» **What you will do**
Scan the data below and copy each line where "icon" occurs.

» **Records for this exercise**
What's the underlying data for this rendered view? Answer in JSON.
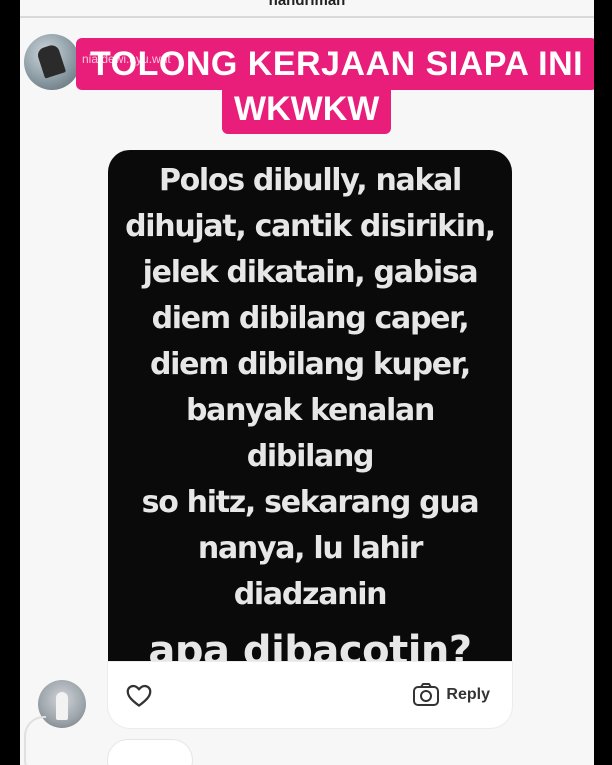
{
  "header": {
    "username": "nandriman"
  },
  "sender": {
    "handle": "nia.dewi.ayu.wnt"
  },
  "caption": {
    "line1": "TOLONG KERJAAN SIAPA INI",
    "line2": "WKWKW",
    "color": "#e91e7a"
  },
  "story": {
    "lines": [
      "Polos dibully, nakal",
      "dihujat, cantik disirikin,",
      "jelek dikatain, gabisa",
      "diem dibilang caper,",
      "diem dibilang kuper,",
      "banyak kenalan dibilang",
      "so hitz, sekarang gua",
      "nanya, lu lahir diadzanin",
      "apa dibacotin?"
    ],
    "background": "#0a0a0a"
  },
  "actions": {
    "like_icon": "heart-icon",
    "reply_icon": "camera-icon",
    "reply_label": "Reply"
  }
}
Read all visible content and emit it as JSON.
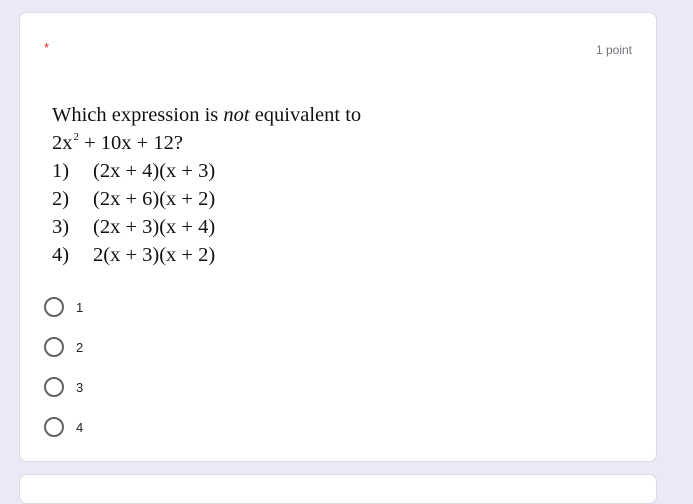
{
  "card": {
    "required_mark": "*",
    "points": "1 point"
  },
  "question": {
    "line1_pre": "Which expression is ",
    "line1_em": "not",
    "line1_post": " equivalent to",
    "line2_pre": "2x",
    "line2_sup": "2",
    "line2_post": " + 10x + 12?",
    "choices": [
      {
        "num": "1)",
        "expr": "(2x + 4)(x + 3)"
      },
      {
        "num": "2)",
        "expr": "(2x + 6)(x + 2)"
      },
      {
        "num": "3)",
        "expr": "(2x + 3)(x + 4)"
      },
      {
        "num": "4)",
        "expr": "2(x + 3)(x + 2)"
      }
    ]
  },
  "options": [
    {
      "label": "1",
      "selected": false
    },
    {
      "label": "2",
      "selected": false
    },
    {
      "label": "3",
      "selected": false
    },
    {
      "label": "4",
      "selected": false
    }
  ]
}
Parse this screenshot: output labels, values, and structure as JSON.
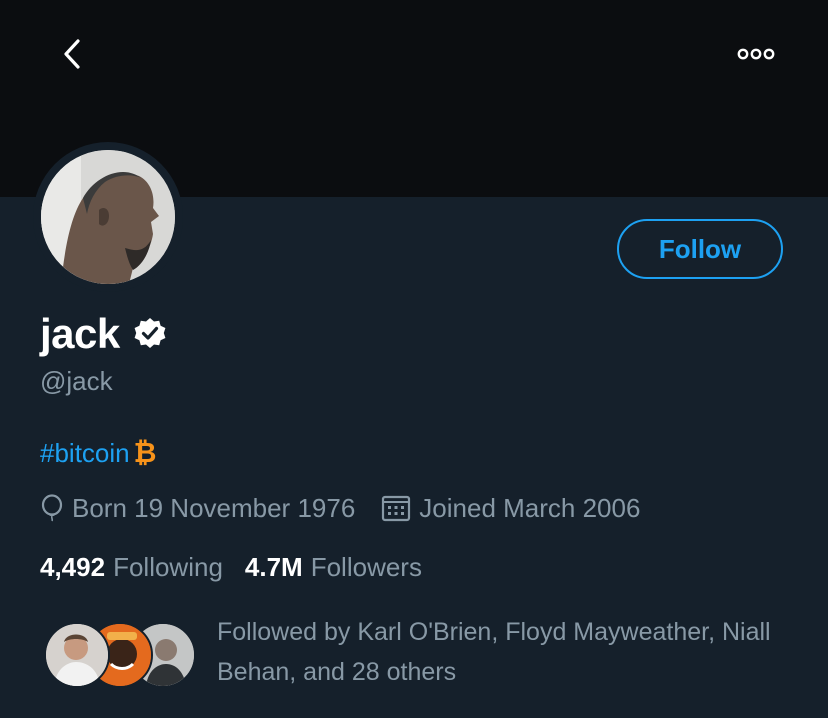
{
  "header": {
    "back_icon": "chevron-left-icon",
    "more_icon": "more-options-icon"
  },
  "profile": {
    "display_name": "jack",
    "verified_icon": "verified-badge-icon",
    "handle": "@jack",
    "bio_hashtag": "#bitcoin",
    "bio_symbol": "₿",
    "follow_label": "Follow"
  },
  "meta": {
    "born": "Born 19 November 1976",
    "joined": "Joined March 2006"
  },
  "stats": {
    "following_count": "4,492",
    "following_label": "Following",
    "followers_count": "4.7M",
    "followers_label": "Followers"
  },
  "followed_by": {
    "text": "Followed by Karl O'Brien, Floyd Mayweather, Niall Behan, and 28 others"
  },
  "colors": {
    "background": "#15202b",
    "banner": "#0b0d10",
    "accent": "#1da1f2",
    "secondary_text": "#8899a6",
    "bitcoin_orange": "#f7931a"
  }
}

» **Response to this exercise**
    "like_icon": "heart-icon",
    "reply_icon": "camera-icon",
    "back_icon": "chevron-left-icon",
    "more_icon": "more-options-icon"
    "verified_icon": "verified-badge-icon",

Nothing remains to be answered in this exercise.